The Mossville Bluffs Master Plan was created in 2002 with funding made available through the Illinois Department of Natural Resources (IDNR) Conservation 2000 program. This plan identified practices that could enhance erosion and storm water control efforts within our region. The opportunity for a model R.O.D. was born.

LEAM modeling Project and the Future Landscapes Report:
The LEAM (Land use and evaluation and impact assessment model) model is a tool for predicting regional growth patterns and analyzing the subsequent results of those patterns. The model was created at the University of Illinois, Champaign/Urbana, and brought to Peoria as a demonstration project. This project was made possible by the IDNR, the Illinois Department of Transportation (IDOT), the Illinois Department of Agriculture, the Tri-County Regional Planning Commission, and the Governor’s Sub-cabinet on Balanced Growth.

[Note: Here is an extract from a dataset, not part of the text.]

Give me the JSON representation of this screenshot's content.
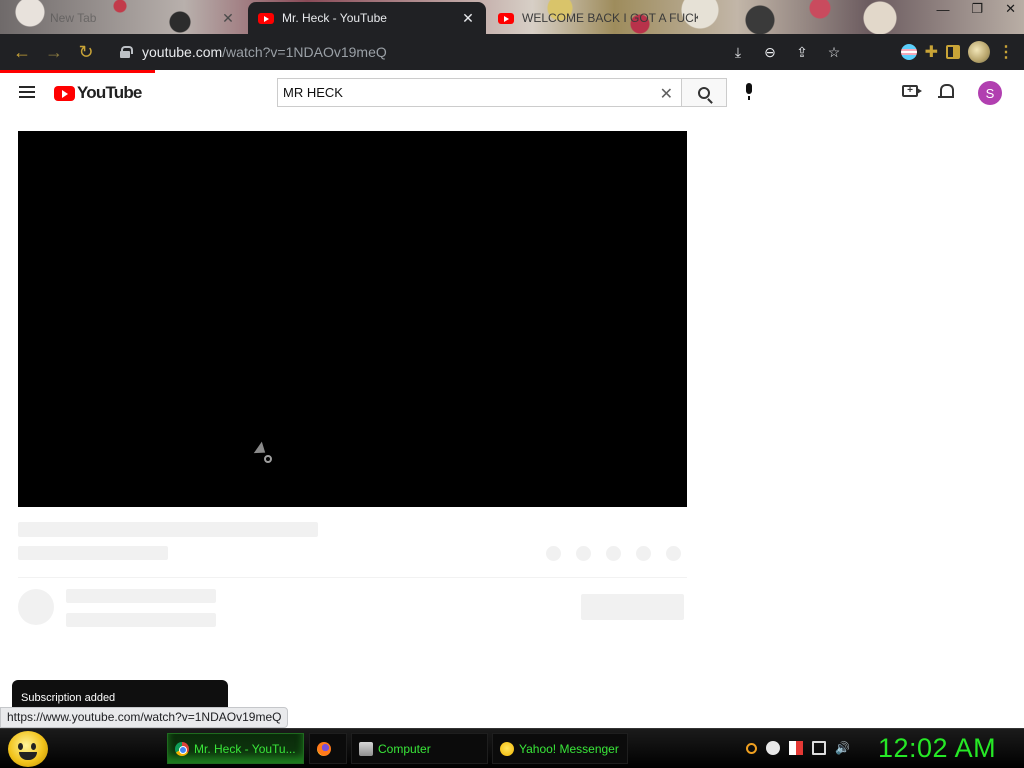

The model would assist the R.O.D. development by identifying threatened natural areas, querying specific locals, and analyzing potential impacts of growth on these natural areas.

Peoria County Resource Inventory:
The Peoria County Resource Inventory is a project that identifies areas of natural integrity and researches ways that those areas can be protects. The resource inventory project will lend insight into how to identify these environmental areas, and act as a mechanism for implementing the final products of the R.O.D. which will directly promote the goals of both endevours.

Illinois River Valley Council of Governments:
The IRVCG, as aforementioned, is an organization of local municipal representatives (mayors in most cases). The IRVCG encouraged the advancement of the R.O.D, and strongly supports its development. This organization brings immediate buy-in and regional project support to the table at the on-set.


Given the abundance of local resources and past planning efforts, the Tri-County area is well positioned to create a tool that will provide immediate relief and protection for the area’s natural assets The groundwork for collaboration and action has been set, the R.O.D. will now provide an opportunity for immediate implementation.